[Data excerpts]
·····
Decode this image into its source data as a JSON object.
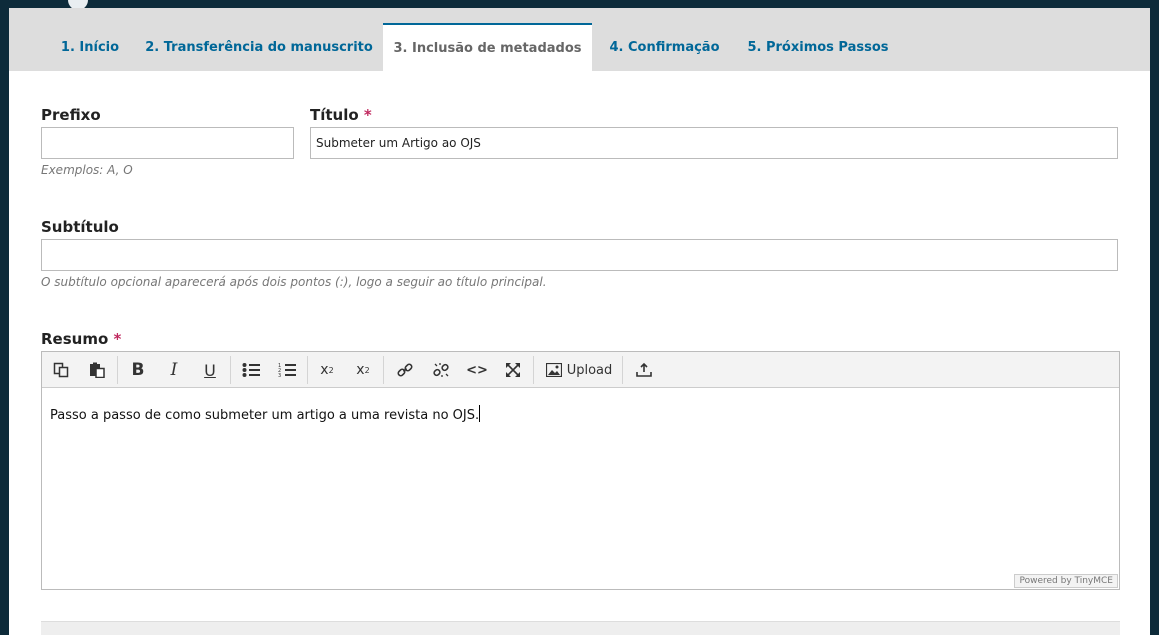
{
  "tabs": [
    {
      "label": "1. Início"
    },
    {
      "label": "2. Transferência do manuscrito"
    },
    {
      "label": "3. Inclusão de metadados"
    },
    {
      "label": "4. Confirmação"
    },
    {
      "label": "5. Próximos Passos"
    }
  ],
  "active_tab": 2,
  "fields": {
    "prefix": {
      "label": "Prefixo",
      "value": "",
      "help": "Exemplos: A, O"
    },
    "title": {
      "label": "Título",
      "required_mark": "*",
      "value": "Submeter um Artigo ao OJS"
    },
    "subtitle": {
      "label": "Subtítulo",
      "value": "",
      "help": "O subtítulo opcional aparecerá após dois pontos (:), logo a seguir ao título principal."
    },
    "abstract": {
      "label": "Resumo",
      "required_mark": "*",
      "content": "Passo a passo de como submeter um artigo a uma revista no OJS."
    }
  },
  "toolbar": {
    "upload_label": "Upload",
    "buttons": [
      "copy-icon",
      "paste-icon",
      "bold-icon",
      "italic-icon",
      "underline-icon",
      "bullet-list-icon",
      "numbered-list-icon",
      "superscript-icon",
      "subscript-icon",
      "link-icon",
      "unlink-icon",
      "code-icon",
      "fullscreen-icon",
      "image-icon",
      "download-icon"
    ]
  },
  "editor": {
    "powered_by": "Powered by TinyMCE"
  },
  "colors": {
    "accent": "#006798",
    "required": "#c0295f",
    "background": "#0d2b3a"
  }
}
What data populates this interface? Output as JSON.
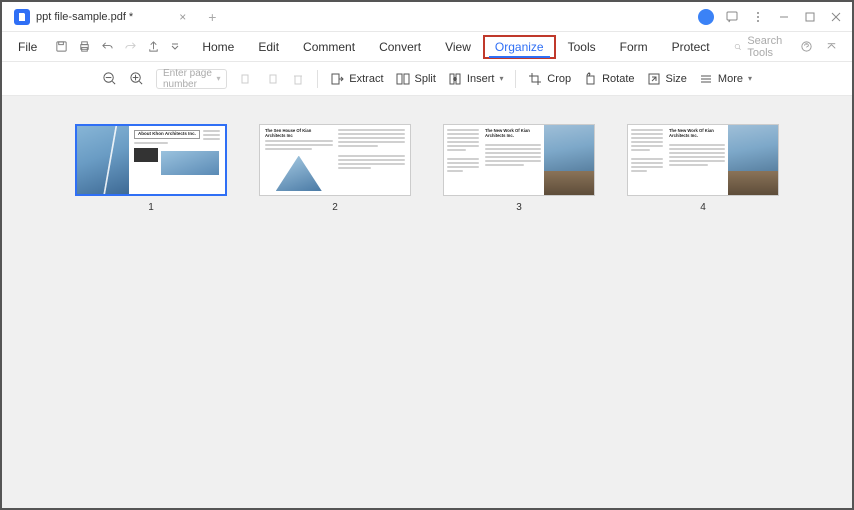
{
  "titlebar": {
    "tab_title": "ppt file-sample.pdf *"
  },
  "menubar": {
    "file_label": "File",
    "items": [
      "Home",
      "Edit",
      "Comment",
      "Convert",
      "View",
      "Organize",
      "Tools",
      "Form",
      "Protect"
    ],
    "active_index": 5,
    "search_placeholder": "Search Tools"
  },
  "toolbar": {
    "page_input_placeholder": "Enter page number",
    "extract": "Extract",
    "split": "Split",
    "insert": "Insert",
    "crop": "Crop",
    "rotate": "Rotate",
    "size": "Size",
    "more": "More"
  },
  "pages": [
    {
      "num": "1",
      "selected": true,
      "title": "About Khon Architects Inc."
    },
    {
      "num": "2",
      "selected": false,
      "title": "The Sen House Of Kian Architects Inc"
    },
    {
      "num": "3",
      "selected": false,
      "title": "The New Work Of Kian Architects Inc."
    },
    {
      "num": "4",
      "selected": false,
      "title": "The New Work Of Kian Architects Inc."
    }
  ]
}
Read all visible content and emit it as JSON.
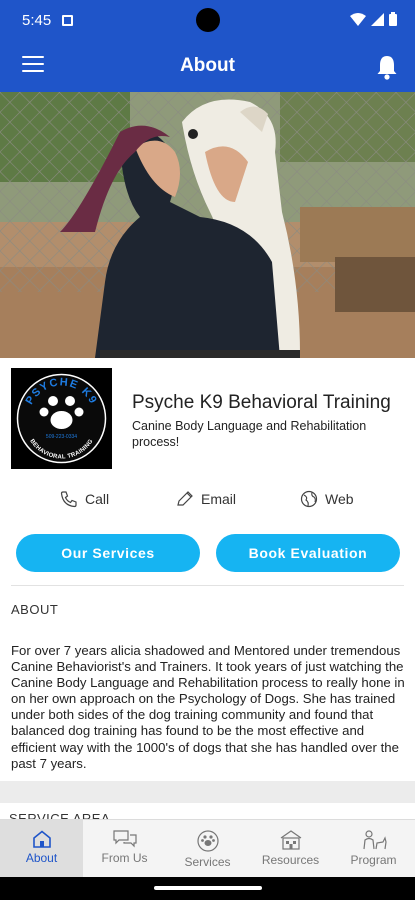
{
  "status_bar": {
    "time": "5:45"
  },
  "app_bar": {
    "title": "About"
  },
  "business": {
    "name": "Psyche K9 Behavioral Training",
    "description": "Canine Body Language and Rehabilitation process!",
    "logo": {
      "top_text": "PSYCHE K9",
      "phone": "509-223-0334",
      "bottom_text": "BEHAVIORAL TRAINING"
    }
  },
  "contacts": {
    "call": "Call",
    "email": "Email",
    "web": "Web"
  },
  "buttons": {
    "services": "Our Services",
    "evaluation": "Book Evaluation"
  },
  "about": {
    "heading": "ABOUT",
    "body": "For over 7 years alicia shadowed and Mentored under tremendous Canine Behaviorist's and Trainers. It took years of just watching the Canine Body Language and Rehabilitation process to really hone in on her own approach on the Psychology of Dogs. She has trained under both sides of the dog training community and found that balanced dog training has found to be the most effective and efficient way with the 1000's of dogs that she has handled over the past 7 years."
  },
  "service_area": {
    "heading": "SERVICE AREA"
  },
  "tabs": [
    {
      "label": "About",
      "icon": "home-icon",
      "active": true
    },
    {
      "label": "From Us",
      "icon": "chat-icon",
      "active": false
    },
    {
      "label": "Services",
      "icon": "paw-badge-icon",
      "active": false
    },
    {
      "label": "Resources",
      "icon": "building-icon",
      "active": false
    },
    {
      "label": "Program",
      "icon": "trainer-icon",
      "active": false
    }
  ],
  "colors": {
    "primary": "#1f55c9",
    "accent": "#16b4f2"
  }
}
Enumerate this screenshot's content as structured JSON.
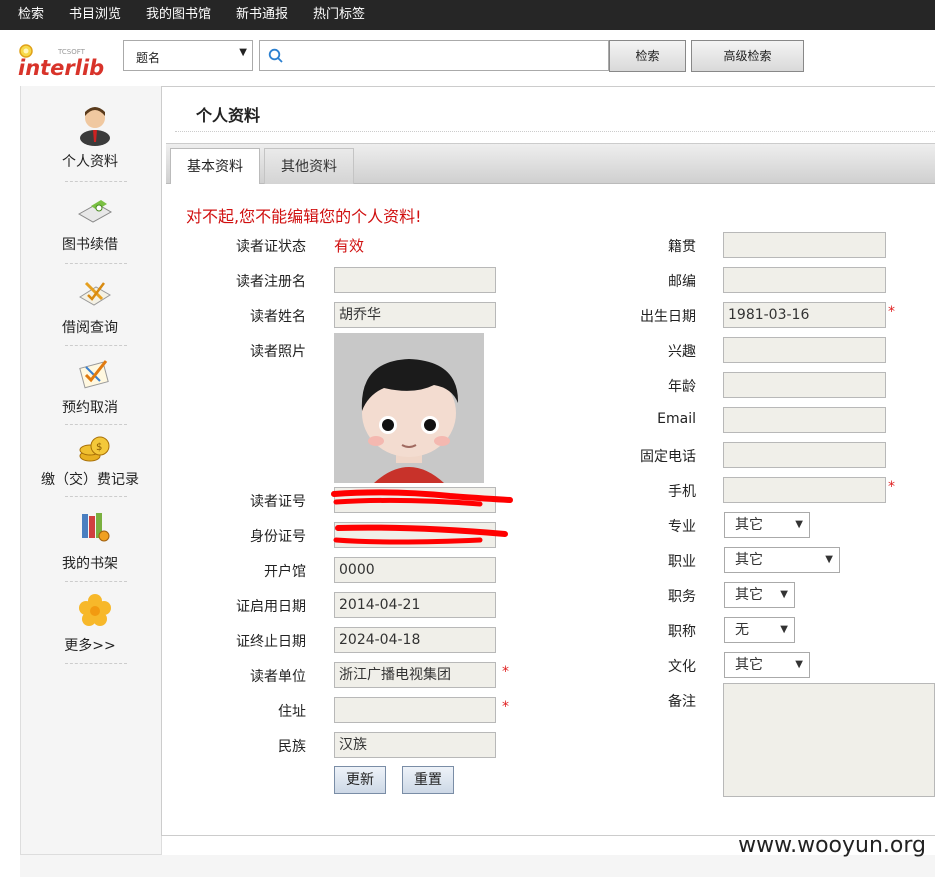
{
  "topnav": {
    "items": [
      "检索",
      "书目浏览",
      "我的图书馆",
      "新书通报",
      "热门标签"
    ]
  },
  "logo": {
    "text": "interlib",
    "small": "TCSOFT"
  },
  "search": {
    "field_value": "题名",
    "search_button": "检索",
    "advanced_button": "高级检索",
    "query": ""
  },
  "sidebar": {
    "items": [
      {
        "label": "个人资料",
        "icon": "user-avatar-icon"
      },
      {
        "label": "图书续借",
        "icon": "renew-book-icon"
      },
      {
        "label": "借阅查询",
        "icon": "borrow-query-icon"
      },
      {
        "label": "预约取消",
        "icon": "reservation-cancel-icon"
      },
      {
        "label": "缴（交）费记录",
        "icon": "coins-icon"
      },
      {
        "label": "我的书架",
        "icon": "bookshelf-icon"
      },
      {
        "label": "更多>>",
        "icon": "flower-icon"
      }
    ]
  },
  "page": {
    "title": "个人资料"
  },
  "tabs": [
    "基本资料",
    "其他资料"
  ],
  "warning": "对不起,您不能编辑您的个人资料!",
  "left": {
    "status_label": "读者证状态",
    "status_value": "有效",
    "regname_label": "读者注册名",
    "regname_value": "",
    "name_label": "读者姓名",
    "name_value": "胡乔华",
    "photo_label": "读者照片",
    "cardno_label": "读者证号",
    "idno_label": "身份证号",
    "branch_label": "开户馆",
    "branch_value": "0000",
    "start_label": "证启用日期",
    "start_value": "2014-04-21",
    "end_label": "证终止日期",
    "end_value": "2024-04-18",
    "unit_label": "读者单位",
    "unit_value": "浙江广播电视集团",
    "address_label": "住址",
    "address_value": "",
    "ethnic_label": "民族",
    "ethnic_value": "汉族",
    "update_button": "更新",
    "reset_button": "重置"
  },
  "right": {
    "native_label": "籍贯",
    "zip_label": "邮编",
    "birth_label": "出生日期",
    "birth_value": "1981-03-16",
    "hobby_label": "兴趣",
    "age_label": "年龄",
    "email_label": "Email",
    "phone_label": "固定电话",
    "mobile_label": "手机",
    "major_label": "专业",
    "major_value": "其它",
    "job_label": "职业",
    "job_value": "其它",
    "duty_label": "职务",
    "duty_value": "其它",
    "rank_label": "职称",
    "rank_value": "无",
    "edu_label": "文化",
    "edu_value": "其它",
    "remarks_label": "备注"
  },
  "required_mark": "*",
  "watermark": "www.wooyun.org",
  "colors": {
    "warning": "#d01010",
    "status": "#d01010",
    "redaction": "#ff0000",
    "topnav": "#262626"
  }
}
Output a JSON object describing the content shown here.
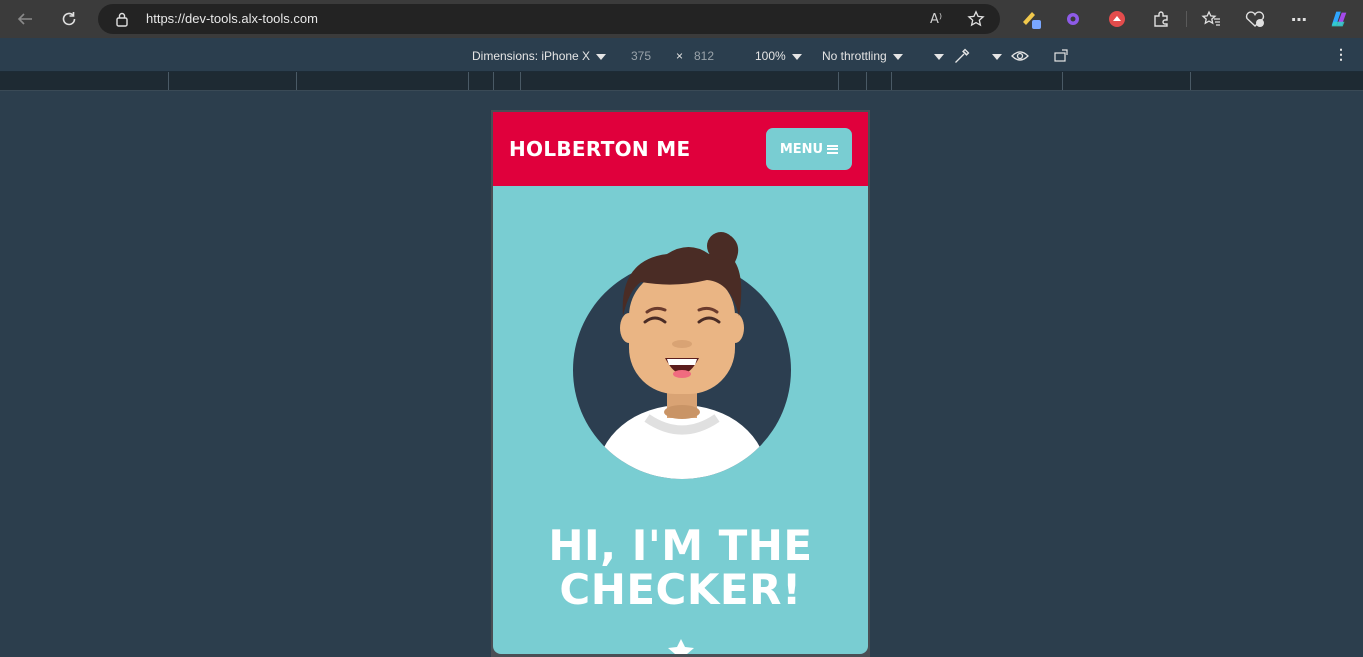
{
  "browser": {
    "url": "https://dev-tools.alx-tools.com",
    "read_aloud_label": "A⁾",
    "extensions": [
      "color-picker-extension",
      "gear-extension",
      "cloud-extension",
      "puzzle-extension"
    ]
  },
  "device_toolbar": {
    "dimensions_label": "Dimensions: iPhone X",
    "width": "375",
    "times": "×",
    "height": "812",
    "zoom": "100%",
    "throttling": "No throttling"
  },
  "site": {
    "logo": "HOLBERTON ME",
    "menu_label": "MENU",
    "hero_line1": "HI, I'M THE",
    "hero_line2": "CHECKER!",
    "colors": {
      "header": "#e0003c",
      "background": "#79cdd2",
      "avatar_circle": "#2c3e50"
    }
  }
}
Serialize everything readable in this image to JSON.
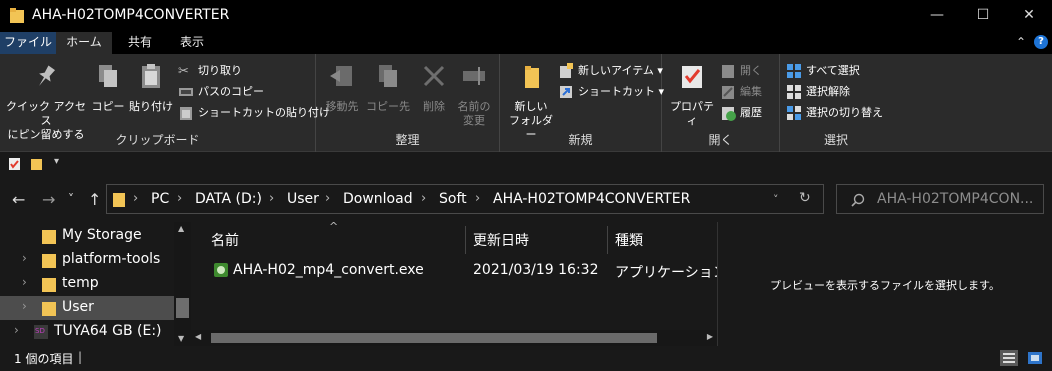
{
  "window": {
    "title": "AHA-H02TOMP4CONVERTER",
    "minimize": "—",
    "maximize": "☐",
    "close": "✕"
  },
  "ribbon_tabs": {
    "file": "ファイル",
    "home": "ホーム",
    "share": "共有",
    "view": "表示",
    "collapse": "⌃",
    "help": "?"
  },
  "clipboard": {
    "pin_line1": "クイック アクセス",
    "pin_line2": "にピン留めする",
    "copy": "コピー",
    "paste": "貼り付け",
    "cut": "切り取り",
    "copy_path": "パスのコピー",
    "paste_shortcut": "ショートカットの貼り付け",
    "label": "クリップボード"
  },
  "organize": {
    "move_to": "移動先",
    "copy_to": "コピー先",
    "delete": "削除",
    "rename_line1": "名前の",
    "rename_line2": "変更",
    "label": "整理"
  },
  "new": {
    "new_folder_line1": "新しい",
    "new_folder_line2": "フォルダー",
    "new_item": "新しいアイテム",
    "shortcut": "ショートカット",
    "label": "新規"
  },
  "open": {
    "properties": "プロパティ",
    "open": "開く",
    "edit": "編集",
    "history": "履歴",
    "label": "開く"
  },
  "select": {
    "select_all": "すべて選択",
    "select_none": "選択解除",
    "invert": "選択の切り替え",
    "label": "選択"
  },
  "navigation": {
    "back": "←",
    "forward": "→",
    "recent": "˅",
    "up": "↑",
    "refresh": "↻",
    "dropdown": "˅"
  },
  "breadcrumb": [
    "PC",
    "DATA (D:)",
    "User",
    "Download",
    "Soft",
    "AHA-H02TOMP4CONVERTER"
  ],
  "search": {
    "placeholder": "AHA-H02TOMP4CON..."
  },
  "nav_pane": {
    "items": [
      {
        "label": "My Storage",
        "chevron": ""
      },
      {
        "label": "platform-tools",
        "chevron": "›"
      },
      {
        "label": "temp",
        "chevron": "›"
      },
      {
        "label": "User",
        "chevron": "›"
      },
      {
        "label": "TUYA64 GB (E:)",
        "chevron": "›"
      }
    ]
  },
  "file_list": {
    "headers": {
      "name": "名前",
      "date": "更新日時",
      "type": "種類"
    },
    "sort_arrow": "^",
    "rows": [
      {
        "name": "AHA-H02_mp4_convert.exe",
        "date": "2021/03/19 16:32",
        "type": "アプリケーション"
      }
    ]
  },
  "preview": {
    "message": "プレビューを表示するファイルを選択します。"
  },
  "status": {
    "item_count": "1 個の項目"
  },
  "colors": {
    "background": "#191919",
    "ribbon": "#2b2b2b",
    "titlebar": "#000000",
    "file_tab": "#1f3f66",
    "folder_yellow": "#f2c455",
    "selection": "#4d4d4d"
  }
}
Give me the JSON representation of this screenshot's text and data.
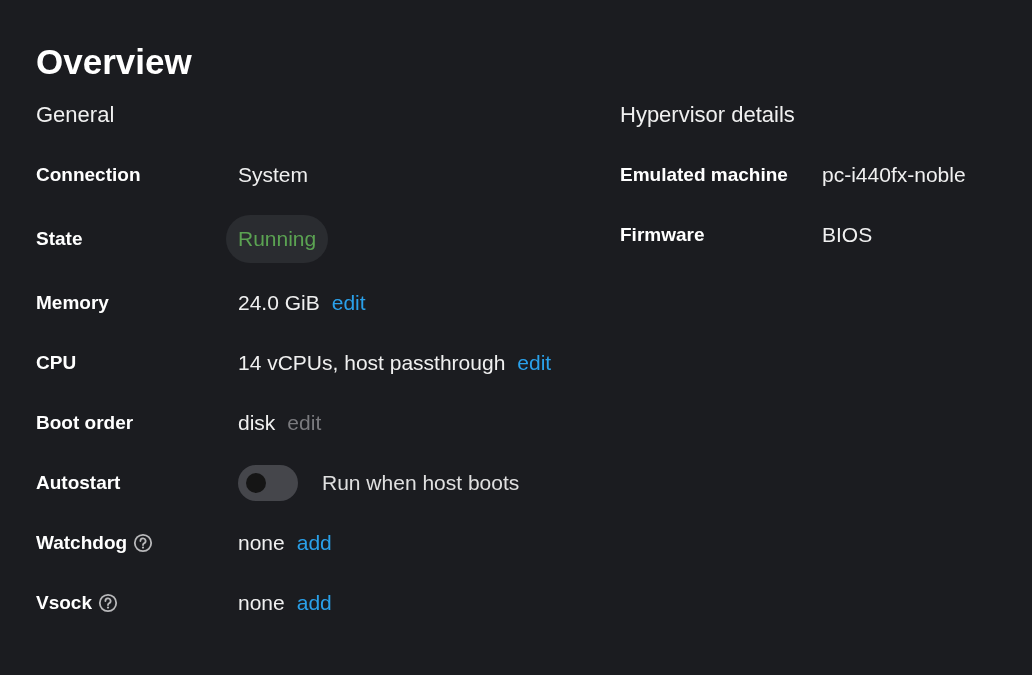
{
  "title": "Overview",
  "general": {
    "heading": "General",
    "rows": [
      {
        "label": "Connection",
        "kind": "text",
        "value": "System"
      },
      {
        "label": "State",
        "kind": "badge",
        "value": "Running"
      },
      {
        "label": "Memory",
        "kind": "text",
        "value": "24.0 GiB",
        "action": {
          "label": "edit",
          "disabled": false
        }
      },
      {
        "label": "CPU",
        "kind": "text",
        "value": "14 vCPUs, host passthrough",
        "action": {
          "label": "edit",
          "disabled": false
        }
      },
      {
        "label": "Boot order",
        "kind": "text",
        "value": "disk",
        "action": {
          "label": "edit",
          "disabled": true
        }
      },
      {
        "label": "Autostart",
        "kind": "toggle",
        "on": false,
        "value": "Run when host boots"
      },
      {
        "label": "Watchdog",
        "help": true,
        "kind": "text",
        "value": "none",
        "action": {
          "label": "add",
          "disabled": false
        }
      },
      {
        "label": "Vsock",
        "help": true,
        "kind": "text",
        "value": "none",
        "action": {
          "label": "add",
          "disabled": false
        }
      }
    ]
  },
  "hypervisor": {
    "heading": "Hypervisor details",
    "rows": [
      {
        "label": "Emulated machine",
        "kind": "text",
        "value": "pc-i440fx-noble"
      },
      {
        "label": "Firmware",
        "kind": "text",
        "value": "BIOS"
      }
    ]
  }
}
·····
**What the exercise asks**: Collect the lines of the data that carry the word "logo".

**Task response**:
      "help": "O subtítulo opcional aparecerá após dois pontos (:), logo a seguir ao título principal."
    "logo": {
  "logo": {
    "logo": "HOLBERTON ME",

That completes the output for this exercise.